When I was in my early 20s, I read a lot of that period, the counterculture in America, the Black Panther and so on. I tried to read from the original sources from that time as much as possible. I got really into that decade through books and in those books, they were always talking about music, both fiction and non-fiction. So every time I came across an artist, I ordered a vinyl or went online and tried to find out more about that artist and the songs.
The first one I came across was the live recording of Sam Cooke in 1963. Also, there was this movie called Almost Famous that I saw in 2001. It was a story about a boy who was writing for rock and roll bands and got picked up by the Rolling Stones to cover a famous fictional band during their tour. So, I got really into it and wanted to be a rock journalist. So after I got into photography, I was also writing letters to music magazines that I’m Bob Sala and I need to cover the bands. Me with six packs of beers, sitting down, writing little drunken emails to band managers why they should take me on tour.
Of course, it didn’t work out. I didn’t really have a good portfolio at the time, just old stuff I had from the time when I was working at the local newspaper. So I decided to take another route in the movie, which was the story of the band girls that traveled with the bands. They were like muses for the musicians. The lovers of the music. And on one movie’s DVD cover, there is this photo of Kate Hudson lying on the floor with a guitar in the background, and she was in her underwear enjoying the music — that was my first inspiration. It was the mood that I was trying to go after.
I’m just obsessed with the music and everything from that time. It keeps me active because I’m always learning about new artists from that time still.
It was the time when people were producing three or four albums a year. It was not like now where you have to wait 3 or 4 years for a band to release another album. It would have never worked then. If you didn’t publish for more than 6 months you would be gone and wouldn’t be able to publish anymore. You really had to deliver.
That’s why there is so much stuff from that time. There was a lot of money in the business and they were producing like sh**. I found that a lot of really weird little bands that would never have a chance today recorded album. They didn’t get big, but they took their chances. So yes, it’s just the time that fascinates me in so many ways, politically and culturally.
We see that the majority of your models are female. Why do you photograph women more than men?

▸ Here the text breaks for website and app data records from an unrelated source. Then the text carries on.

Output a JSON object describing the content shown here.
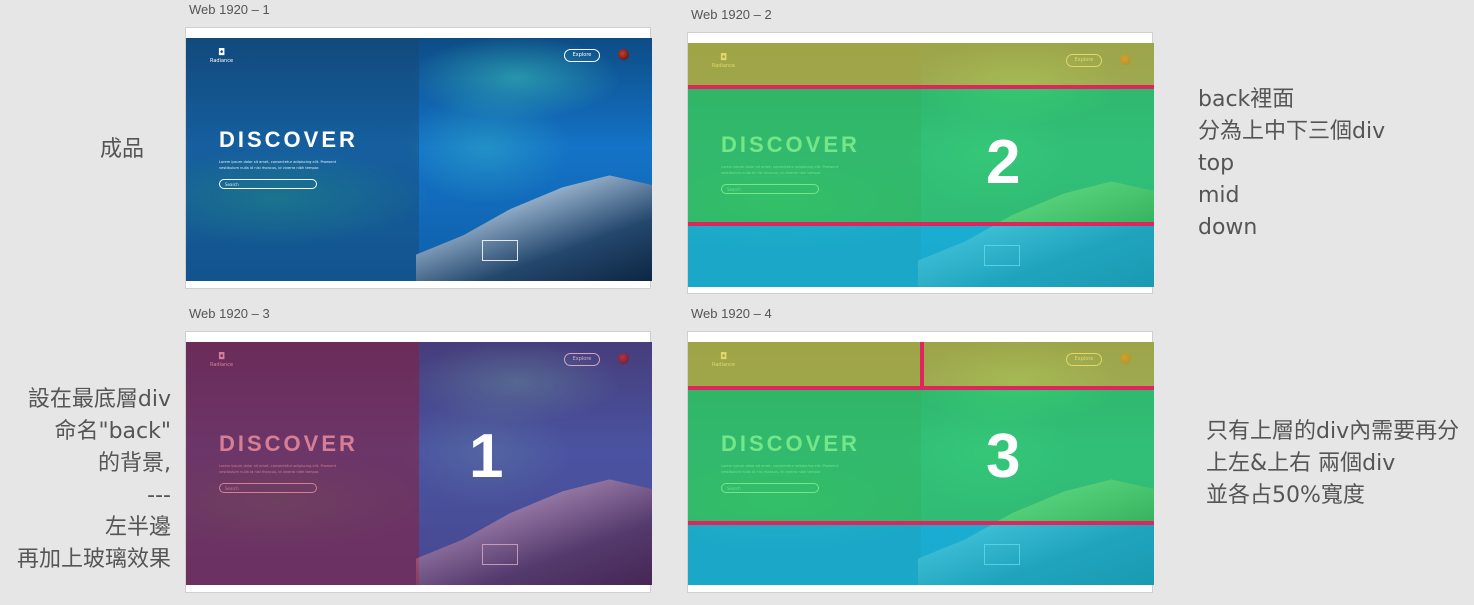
{
  "artboards": [
    {
      "label": "Web 1920 – 1"
    },
    {
      "label": "Web 1920 – 2"
    },
    {
      "label": "Web 1920 – 3"
    },
    {
      "label": "Web 1920 – 4"
    }
  ],
  "mock": {
    "brand": "Radiance",
    "explore_label": "Explore",
    "heading": "DISCOVER",
    "body_text": "Lorem ipsum dolor sit amet, consectetur adipiscing elit. Praesent vestibulum nulla id nisi rhoncus, id viverra nibh tempor.",
    "search_placeholder": "Search"
  },
  "overlay_numbers": {
    "second": "2",
    "third": "1",
    "fourth": "3"
  },
  "notes": {
    "finished": "成品",
    "right_top": [
      "back裡面",
      "分為上中下三個div",
      "top",
      "mid",
      "down"
    ],
    "left_bottom": [
      "設在最底層div",
      "命名\"back\"",
      "的背景,",
      "---",
      "左半邊",
      "再加上玻璃效果"
    ],
    "right_bottom": [
      "只有上層的div內需要再分",
      "上左&上右 兩個div",
      "並各占50%寬度"
    ]
  },
  "colors": {
    "highlight_line": "#e0245e",
    "overlay_green": "#3ddc5a",
    "overlay_yellow": "#d6c832",
    "overlay_cyan": "#1ec8dc",
    "overlay_red": "#b4143c"
  }
}
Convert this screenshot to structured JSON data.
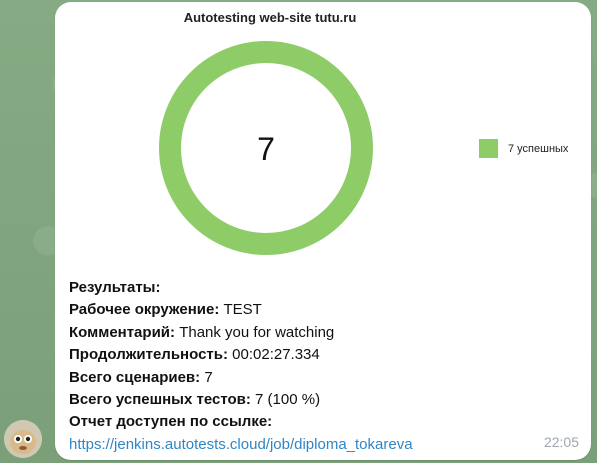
{
  "chart": {
    "title": "Autotesting web-site tutu.ru",
    "center_value": "7",
    "legend": [
      {
        "label": "7 успешных",
        "color": "#8ecc67"
      }
    ],
    "chart_data": {
      "type": "pie",
      "categories": [
        "7 успешных"
      ],
      "values": [
        7
      ],
      "title": "Autotesting web-site tutu.ru"
    }
  },
  "results": {
    "heading": "Результаты:",
    "env_label": "Рабочее окружение:",
    "env_value": "TEST",
    "comment_label": "Комментарий:",
    "comment_value": "Thank you for watching",
    "duration_label": "Продолжительность:",
    "duration_value": "00:02:27.334",
    "scenarios_label": "Всего сценариев:",
    "scenarios_value": "7",
    "success_label": "Всего успешных тестов:",
    "success_value": "7 (100 %)",
    "report_label": "Отчет доступен по ссылке:",
    "report_link": "https://jenkins.autotests.cloud/job/diploma_tokareva"
  },
  "message": {
    "time": "22:05"
  }
}
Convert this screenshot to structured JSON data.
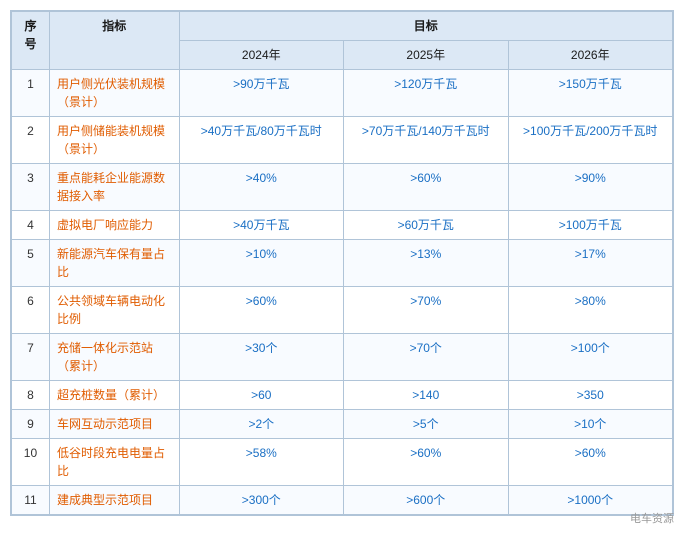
{
  "table": {
    "headers": {
      "row1": [
        "序号",
        "指标",
        "目标",
        "",
        ""
      ],
      "row2": [
        "",
        "",
        "2024年",
        "2025年",
        "2026年"
      ]
    },
    "rows": [
      {
        "num": "1",
        "indicator": "用户侧光伏装机规模（景计）",
        "y2024": ">90万千瓦",
        "y2025": ">120万千瓦",
        "y2026": ">150万千瓦"
      },
      {
        "num": "2",
        "indicator": "用户侧储能装机规模（景计）",
        "y2024": ">40万千瓦/80万千瓦时",
        "y2025": ">70万千瓦/140万千瓦时",
        "y2026": ">100万千瓦/200万千瓦时"
      },
      {
        "num": "3",
        "indicator": "重点能耗企业能源数据接入率",
        "y2024": ">40%",
        "y2025": ">60%",
        "y2026": ">90%"
      },
      {
        "num": "4",
        "indicator": "虚拟电厂响应能力",
        "y2024": ">40万千瓦",
        "y2025": ">60万千瓦",
        "y2026": ">100万千瓦"
      },
      {
        "num": "5",
        "indicator": "新能源汽车保有量占比",
        "y2024": ">10%",
        "y2025": ">13%",
        "y2026": ">17%"
      },
      {
        "num": "6",
        "indicator": "公共领域车辆电动化 比例",
        "y2024": ">60%",
        "y2025": ">70%",
        "y2026": ">80%"
      },
      {
        "num": "7",
        "indicator": "充储一体化示范站（累计）",
        "y2024": ">30个",
        "y2025": ">70个",
        "y2026": ">100个"
      },
      {
        "num": "8",
        "indicator": "超充桩数量（累计）",
        "y2024": ">60",
        "y2025": ">140",
        "y2026": ">350"
      },
      {
        "num": "9",
        "indicator": "车网互动示范项目",
        "y2024": ">2个",
        "y2025": ">5个",
        "y2026": ">10个"
      },
      {
        "num": "10",
        "indicator": "低谷时段充电电量占比",
        "y2024": ">58%",
        "y2025": ">60%",
        "y2026": ">60%"
      },
      {
        "num": "11",
        "indicator": "建成典型示范项目",
        "y2024": ">300个",
        "y2025": ">600个",
        "y2026": ">1000个"
      }
    ],
    "watermark": "电车资源"
  }
}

Women have always been a big part of my life from the very beginning. I like many female characters in novels and books and movies. Also, I have been having an easier time getting women to get involved in a project. They happened to fit into my schedule. I got requests from male models too but they just don’t work out with my plan.
My photos are like messages in bottles that I just throw out there. In my photos, I put in small things, like books, poems, characters from movies, and stuff like that. Some people, but not many people can relate to that stuff.
Those few people who can relate to stuff I put in there, mean a lot to me. They wrote me really long emails about how much those small things meant to them, or how they were really influenced or affected by the books I put in the photos. It really hits some people directly in the heart.
And when I get these heartfelt emails, that’s a big deal for me. To have these people writing and meeting people with the same interests, really keeps me going. And most of those people are females.
There are many many men too, but you have to be honest with yourself: if you are publishing on a platform like Instagram and have like 50K followers, there’s a good chance that maybe 15 or 20 thousand of them are guys that want to see naked women. That’s something you have to deal with. I have to put this behind my thought process of creating my images and my session.
Bob Sala is a German photographer and journalist, who also spends some of his time blogging, podcasting, and teaching, among others. To see more of his work, have a look at his Cherrydeck profile or at his website, here.
For more interviews with great photography talents, check out the interview section on our blog. 🍒